There's no test for chronic fatigue syndrome (CFS), but there are clear guidelines to help doctors diagnose the condition.
A GP should ask you about your medical history and give you a physical examination.
It can take a while for CFS/ME to be diagnosed because other conditions with similar symptoms need to be ruled out first.
In the meantime, you may be given some advice about managing your symptoms.
Guidelines from the National Institute for Health and Care Excellence (NICE) say doctors should consider diagnosing CFS/ME if a patient has extreme tiredness that cannot be explained by other causes and the tiredness:
- started recently, has lasted a long time, or keeps coming back
- means you cannot do the things you used to do
- gets worse after activity or gentle exercise, such as a short walk
You must also have some of these symptoms:
- problems sleeping, such as insomnia
- muscle or joint pain
- a sore throat or sore glands that are not swollen
- problems thinking, remembering or concentrating
- flu-like symptoms
- feeling dizzy or sick
- fast or irregular heartbeats (heart palpitations)
- doing exercise or concentrating makes your symptoms worse
The GP should consult a specialist if they're unsure about the diagnosis or if you have severe symptoms.
If a child or young person under 18 has symptoms of possible CFS/ME, they should be referred to a paediatrician within 6 weeks of first seeing a doctor about their symptoms.
As the symptoms of CFS/ME are similar to those of many common illnesses that usually get better on their own, a diagnosis of CFS/ME may be considered if you do not get better as quickly as expected.
The diagnosis should be confirmed by a doctor after other conditions have been ruled out, and if your symptoms have lasted at least:
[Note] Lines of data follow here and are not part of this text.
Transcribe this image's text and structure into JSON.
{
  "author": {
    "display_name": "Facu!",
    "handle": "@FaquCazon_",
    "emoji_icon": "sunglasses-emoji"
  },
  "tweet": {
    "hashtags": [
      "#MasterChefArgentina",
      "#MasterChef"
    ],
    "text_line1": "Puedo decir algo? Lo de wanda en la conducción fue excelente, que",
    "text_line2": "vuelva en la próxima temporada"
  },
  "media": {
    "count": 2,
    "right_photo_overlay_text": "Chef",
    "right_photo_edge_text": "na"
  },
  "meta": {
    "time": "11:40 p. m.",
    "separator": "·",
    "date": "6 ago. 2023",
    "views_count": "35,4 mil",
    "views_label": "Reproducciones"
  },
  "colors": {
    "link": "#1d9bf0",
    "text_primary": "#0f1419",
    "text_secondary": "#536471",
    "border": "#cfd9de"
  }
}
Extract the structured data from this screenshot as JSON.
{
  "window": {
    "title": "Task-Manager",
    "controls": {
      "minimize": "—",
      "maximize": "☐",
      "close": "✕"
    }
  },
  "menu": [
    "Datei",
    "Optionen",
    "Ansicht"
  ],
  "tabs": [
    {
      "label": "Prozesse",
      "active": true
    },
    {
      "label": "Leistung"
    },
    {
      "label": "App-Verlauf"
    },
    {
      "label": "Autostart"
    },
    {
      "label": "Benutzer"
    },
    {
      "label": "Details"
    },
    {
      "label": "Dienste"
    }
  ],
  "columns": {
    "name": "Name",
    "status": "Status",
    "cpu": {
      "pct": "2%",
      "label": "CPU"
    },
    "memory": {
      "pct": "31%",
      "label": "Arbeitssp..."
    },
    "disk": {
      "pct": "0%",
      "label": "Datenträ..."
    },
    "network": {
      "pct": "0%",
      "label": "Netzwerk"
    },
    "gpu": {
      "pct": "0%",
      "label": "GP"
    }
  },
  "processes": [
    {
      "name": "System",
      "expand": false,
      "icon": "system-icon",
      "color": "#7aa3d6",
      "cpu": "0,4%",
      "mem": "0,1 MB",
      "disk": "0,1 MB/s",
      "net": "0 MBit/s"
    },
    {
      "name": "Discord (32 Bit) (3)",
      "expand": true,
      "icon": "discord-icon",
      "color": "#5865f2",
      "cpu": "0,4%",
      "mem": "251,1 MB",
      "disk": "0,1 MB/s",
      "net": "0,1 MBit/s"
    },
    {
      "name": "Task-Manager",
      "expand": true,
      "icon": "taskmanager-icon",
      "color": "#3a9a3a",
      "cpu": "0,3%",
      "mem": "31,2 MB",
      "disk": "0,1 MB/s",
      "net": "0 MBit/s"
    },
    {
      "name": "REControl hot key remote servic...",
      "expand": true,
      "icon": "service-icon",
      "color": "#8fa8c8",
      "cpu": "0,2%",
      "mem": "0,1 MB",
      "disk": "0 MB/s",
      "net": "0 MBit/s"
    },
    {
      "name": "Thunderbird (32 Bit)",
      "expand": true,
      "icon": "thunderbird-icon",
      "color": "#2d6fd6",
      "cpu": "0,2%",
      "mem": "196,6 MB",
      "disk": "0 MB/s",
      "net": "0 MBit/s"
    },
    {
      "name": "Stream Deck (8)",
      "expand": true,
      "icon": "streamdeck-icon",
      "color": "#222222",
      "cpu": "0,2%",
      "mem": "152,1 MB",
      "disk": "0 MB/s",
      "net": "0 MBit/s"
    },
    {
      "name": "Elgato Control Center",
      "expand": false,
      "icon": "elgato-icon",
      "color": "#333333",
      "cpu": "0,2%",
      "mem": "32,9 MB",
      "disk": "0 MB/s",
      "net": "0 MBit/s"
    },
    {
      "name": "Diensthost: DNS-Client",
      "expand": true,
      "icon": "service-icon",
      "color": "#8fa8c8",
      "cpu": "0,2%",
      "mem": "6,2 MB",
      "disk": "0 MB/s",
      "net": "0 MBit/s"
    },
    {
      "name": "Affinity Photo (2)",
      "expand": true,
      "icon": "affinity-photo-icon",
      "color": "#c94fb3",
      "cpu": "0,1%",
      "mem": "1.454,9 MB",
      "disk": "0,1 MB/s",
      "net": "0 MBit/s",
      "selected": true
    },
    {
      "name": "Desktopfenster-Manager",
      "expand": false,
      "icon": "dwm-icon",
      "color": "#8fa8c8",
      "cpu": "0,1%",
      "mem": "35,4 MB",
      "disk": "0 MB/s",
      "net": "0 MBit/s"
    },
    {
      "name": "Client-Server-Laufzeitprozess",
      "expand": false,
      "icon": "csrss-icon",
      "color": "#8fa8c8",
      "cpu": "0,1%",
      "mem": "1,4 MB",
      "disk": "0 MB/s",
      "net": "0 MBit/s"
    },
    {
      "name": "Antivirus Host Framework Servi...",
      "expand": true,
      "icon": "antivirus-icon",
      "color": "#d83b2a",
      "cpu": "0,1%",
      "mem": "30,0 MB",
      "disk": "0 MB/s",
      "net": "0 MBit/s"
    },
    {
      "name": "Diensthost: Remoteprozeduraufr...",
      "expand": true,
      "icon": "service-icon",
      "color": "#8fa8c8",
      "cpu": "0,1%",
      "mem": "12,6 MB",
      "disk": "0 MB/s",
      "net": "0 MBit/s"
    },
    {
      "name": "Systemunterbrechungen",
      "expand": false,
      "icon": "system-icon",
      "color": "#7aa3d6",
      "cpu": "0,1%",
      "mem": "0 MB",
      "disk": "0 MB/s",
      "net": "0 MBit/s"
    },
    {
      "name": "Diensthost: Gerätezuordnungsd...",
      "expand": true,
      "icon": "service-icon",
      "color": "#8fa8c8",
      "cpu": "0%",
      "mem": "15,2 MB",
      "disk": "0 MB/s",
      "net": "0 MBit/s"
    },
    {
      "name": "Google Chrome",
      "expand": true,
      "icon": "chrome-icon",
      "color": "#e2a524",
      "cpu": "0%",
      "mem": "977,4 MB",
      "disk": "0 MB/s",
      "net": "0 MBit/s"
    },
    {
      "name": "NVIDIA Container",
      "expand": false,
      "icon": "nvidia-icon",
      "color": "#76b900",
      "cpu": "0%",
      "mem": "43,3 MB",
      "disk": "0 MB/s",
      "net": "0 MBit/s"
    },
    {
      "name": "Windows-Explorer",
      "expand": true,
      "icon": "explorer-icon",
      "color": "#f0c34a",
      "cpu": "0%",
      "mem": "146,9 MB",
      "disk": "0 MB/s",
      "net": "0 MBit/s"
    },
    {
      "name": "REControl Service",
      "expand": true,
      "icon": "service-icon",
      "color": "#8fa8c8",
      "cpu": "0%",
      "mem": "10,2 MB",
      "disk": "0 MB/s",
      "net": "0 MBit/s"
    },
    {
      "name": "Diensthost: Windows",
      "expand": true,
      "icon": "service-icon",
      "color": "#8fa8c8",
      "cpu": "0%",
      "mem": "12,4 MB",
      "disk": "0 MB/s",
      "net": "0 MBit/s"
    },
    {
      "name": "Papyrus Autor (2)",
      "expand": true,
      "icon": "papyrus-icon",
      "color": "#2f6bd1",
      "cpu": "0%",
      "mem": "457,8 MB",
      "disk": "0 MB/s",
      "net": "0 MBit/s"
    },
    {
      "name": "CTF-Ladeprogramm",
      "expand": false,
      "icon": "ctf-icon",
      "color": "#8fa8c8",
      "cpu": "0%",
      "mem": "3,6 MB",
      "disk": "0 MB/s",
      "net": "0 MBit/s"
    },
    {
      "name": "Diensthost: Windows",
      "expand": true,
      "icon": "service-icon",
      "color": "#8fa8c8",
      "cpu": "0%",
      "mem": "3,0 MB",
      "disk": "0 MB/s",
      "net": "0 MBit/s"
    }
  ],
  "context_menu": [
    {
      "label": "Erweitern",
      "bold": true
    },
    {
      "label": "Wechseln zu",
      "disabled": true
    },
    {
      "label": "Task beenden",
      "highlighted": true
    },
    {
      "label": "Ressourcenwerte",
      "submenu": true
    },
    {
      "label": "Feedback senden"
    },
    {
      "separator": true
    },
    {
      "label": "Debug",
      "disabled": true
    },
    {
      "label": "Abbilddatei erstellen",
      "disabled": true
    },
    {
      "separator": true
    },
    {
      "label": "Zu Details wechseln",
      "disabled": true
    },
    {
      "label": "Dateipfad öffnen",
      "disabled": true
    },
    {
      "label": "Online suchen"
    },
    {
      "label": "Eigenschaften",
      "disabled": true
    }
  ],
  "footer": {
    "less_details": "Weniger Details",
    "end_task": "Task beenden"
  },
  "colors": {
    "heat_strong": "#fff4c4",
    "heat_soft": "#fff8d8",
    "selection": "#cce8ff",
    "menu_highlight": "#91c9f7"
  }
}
- 4 months in an adult
- 3 months in a child or young person
For more detailed information, see the NICE guidelines on how CFS/ME is diagnosed.